We have let our fear control our faith, rather than letting our faith control our fear. We have let our fear override our God, rather than letting our God override our fear – the very God whose messengers tell us over and over again in the Bible, “Do not be afraid.”
An article by John Fisher, the author of The Purpose Driven Life, entitled, “The Separation of Church and Hate” talks about how the larger population has started to associate hate with the church. In part it is also about how we have put more trust in ourselves than in God. There is no better example of hatred in the church than in the way some churches have handled the issue of homosexuality.
The article reminds us, The Church, what Jesus had to say about hate: “Hate has no place being connected in any way to a follower of Christ. Jesus went as far as to equate hatred in the heart with murdering someone. And of course, John wrote that God is love, and it is impossible to claim to love God while hating anyone.”
When I was presented before the Presbytery as a Candidate for ordination, a group of people who are considering forming their own Presbytery because of their condemnation of homosexuality, stood up and asked me, and the others being presented that day, questions about, among other things, our sex lives. My girlfriend at the time (now my wife), my parents, many of the members of the church I would soon be serving as a Minister of Word and Sacrament were there that day. In front of everyone, including the other ministers who would soon be my colleagues, I was reduced to answering a question about my sex life. I have nothing to hide, but somehow it felt degrading and belittling. Their fear reduced a calling that I had been working toward for years down to a question about sex rather than questions about faith.
It happened at another Presbytery meeting. One minister, in order to save his wife the embarrassment of being asked about her sex life from a male stranger, stood up first and asked his own wife in front of hundreds of people if she had practiced fidelity in their 15 years of marriage – if he hadn’t asked they would have. Now you might think that would have driven the point home of how their fear (and possibly hatred) had pushed them to the point of absurdity, but it didn’t. A few minutes later a man stepped forward to ask the first Mexican woman ever presented for ordination in the Presbyterian Church in the US or in Mexico, with her children in the room, about - her sex life.
Some of these very people want to leave the church. The church leadership is trying to foster dialogue (using vague language that doesn’t actually address the core issue of homosexuality) in hope of convincing them to stay…I say…let them leave. I believe it might actually be the most loving thing we can do. In part, that is because I am for the separation of church…and hate.
Maybe this is a watershed moment in the life of the church. Maybe God is transplanting God’s church to the riverside. After years of barren discussions in the wilderness of disagreements over homosexuality, after years of the church digging its roots in deep to search out a common ground but coming up dry, after years of seeking relief from the internal struggle…maybe, just maybe, God is now doing a little gardening.

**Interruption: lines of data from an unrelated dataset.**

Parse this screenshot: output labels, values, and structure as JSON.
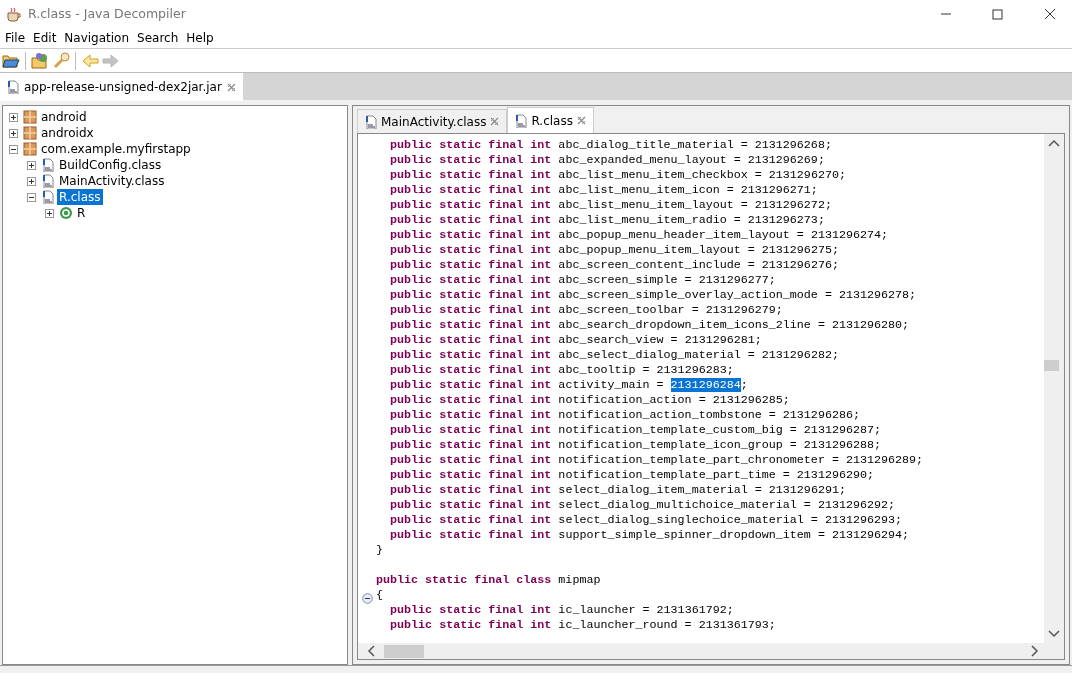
{
  "window": {
    "title": "R.class - Java Decompiler"
  },
  "menu": [
    "File",
    "Edit",
    "Navigation",
    "Search",
    "Help"
  ],
  "toolbar": [
    {
      "kind": "open"
    },
    {
      "kind": "open-type"
    },
    {
      "kind": "search"
    },
    {
      "kind": "sep"
    },
    {
      "kind": "back",
      "disabled": false
    },
    {
      "kind": "forward",
      "disabled": true
    }
  ],
  "file_tabs": [
    {
      "label": "app-release-unsigned-dex2jar.jar",
      "selected": true
    }
  ],
  "tree": [
    {
      "label": "android",
      "kind": "package",
      "expanded": false,
      "selected": false
    },
    {
      "label": "androidx",
      "kind": "package",
      "expanded": false,
      "selected": false
    },
    {
      "label": "com.example.myfirstapp",
      "kind": "package",
      "expanded": true,
      "selected": false,
      "children": [
        {
          "label": "BuildConfig.class",
          "kind": "file",
          "expanded": false,
          "selected": false
        },
        {
          "label": "MainActivity.class",
          "kind": "file",
          "expanded": false,
          "selected": false
        },
        {
          "label": "R.class",
          "kind": "file",
          "expanded": true,
          "selected": true,
          "children": [
            {
              "label": "R",
              "kind": "class",
              "expanded": false,
              "selected": false
            }
          ]
        }
      ]
    }
  ],
  "editor_tabs": [
    {
      "label": "MainActivity.class",
      "selected": false
    },
    {
      "label": "R.class",
      "selected": true
    }
  ],
  "code": [
    {
      "kind": "field",
      "keyword": "public static final int",
      "name": "abc_dialog_title_material =",
      "value": "2131296268;"
    },
    {
      "kind": "field",
      "keyword": "public static final int",
      "name": "abc_expanded_menu_layout =",
      "value": "2131296269;"
    },
    {
      "kind": "field",
      "keyword": "public static final int",
      "name": "abc_list_menu_item_checkbox =",
      "value": "2131296270;"
    },
    {
      "kind": "field",
      "keyword": "public static final int",
      "name": "abc_list_menu_item_icon =",
      "value": "2131296271;"
    },
    {
      "kind": "field",
      "keyword": "public static final int",
      "name": "abc_list_menu_item_layout =",
      "value": "2131296272;"
    },
    {
      "kind": "field",
      "keyword": "public static final int",
      "name": "abc_list_menu_item_radio =",
      "value": "2131296273;"
    },
    {
      "kind": "field",
      "keyword": "public static final int",
      "name": "abc_popup_menu_header_item_layout =",
      "value": "2131296274;"
    },
    {
      "kind": "field",
      "keyword": "public static final int",
      "name": "abc_popup_menu_item_layout =",
      "value": "2131296275;"
    },
    {
      "kind": "field",
      "keyword": "public static final int",
      "name": "abc_screen_content_include =",
      "value": "2131296276;"
    },
    {
      "kind": "field",
      "keyword": "public static final int",
      "name": "abc_screen_simple =",
      "value": "2131296277;"
    },
    {
      "kind": "field",
      "keyword": "public static final int",
      "name": "abc_screen_simple_overlay_action_mode =",
      "value": "2131296278;"
    },
    {
      "kind": "field",
      "keyword": "public static final int",
      "name": "abc_screen_toolbar =",
      "value": "2131296279;"
    },
    {
      "kind": "field",
      "keyword": "public static final int",
      "name": "abc_search_dropdown_item_icons_2line =",
      "value": "2131296280;"
    },
    {
      "kind": "field",
      "keyword": "public static final int",
      "name": "abc_search_view =",
      "value": "2131296281;"
    },
    {
      "kind": "field",
      "keyword": "public static final int",
      "name": "abc_select_dialog_material =",
      "value": "2131296282;"
    },
    {
      "kind": "field",
      "keyword": "public static final int",
      "name": "abc_tooltip =",
      "value": "2131296283;"
    },
    {
      "kind": "field",
      "keyword": "public static final int",
      "name": "activity_main =",
      "value": "2131296284",
      "tail": ";",
      "selected": true
    },
    {
      "kind": "field",
      "keyword": "public static final int",
      "name": "notification_action =",
      "value": "2131296285;"
    },
    {
      "kind": "field",
      "keyword": "public static final int",
      "name": "notification_action_tombstone =",
      "value": "2131296286;"
    },
    {
      "kind": "field",
      "keyword": "public static final int",
      "name": "notification_template_custom_big =",
      "value": "2131296287;"
    },
    {
      "kind": "field",
      "keyword": "public static final int",
      "name": "notification_template_icon_group =",
      "value": "2131296288;"
    },
    {
      "kind": "field",
      "keyword": "public static final int",
      "name": "notification_template_part_chronometer =",
      "value": "2131296289;"
    },
    {
      "kind": "field",
      "keyword": "public static final int",
      "name": "notification_template_part_time =",
      "value": "2131296290;"
    },
    {
      "kind": "field",
      "keyword": "public static final int",
      "name": "select_dialog_item_material =",
      "value": "2131296291;"
    },
    {
      "kind": "field",
      "keyword": "public static final int",
      "name": "select_dialog_multichoice_material =",
      "value": "2131296292;"
    },
    {
      "kind": "field",
      "keyword": "public static final int",
      "name": "select_dialog_singlechoice_material =",
      "value": "2131296293;"
    },
    {
      "kind": "field",
      "keyword": "public static final int",
      "name": "support_simple_spinner_dropdown_item =",
      "value": "2131296294;"
    },
    {
      "kind": "brace",
      "text": "}"
    },
    {
      "kind": "blank"
    },
    {
      "kind": "class",
      "keyword": "public static final class",
      "name": "mipmap"
    },
    {
      "kind": "brace",
      "text": "{",
      "folded": false
    },
    {
      "kind": "field",
      "keyword": "public static final int",
      "name": "ic_launcher =",
      "value": "2131361792;"
    },
    {
      "kind": "field",
      "keyword": "public static final int",
      "name": "ic_launcher_round =",
      "value": "2131361793;"
    }
  ]
}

Transplanting each group in a place where it can be nourished. Transplanting each group in a place where it can get to doing God’s real work – feeding the hungry, clothing the naked, nursing the sick, visiting the imprisoned – instead of focusing so much on something that biblically matters so little.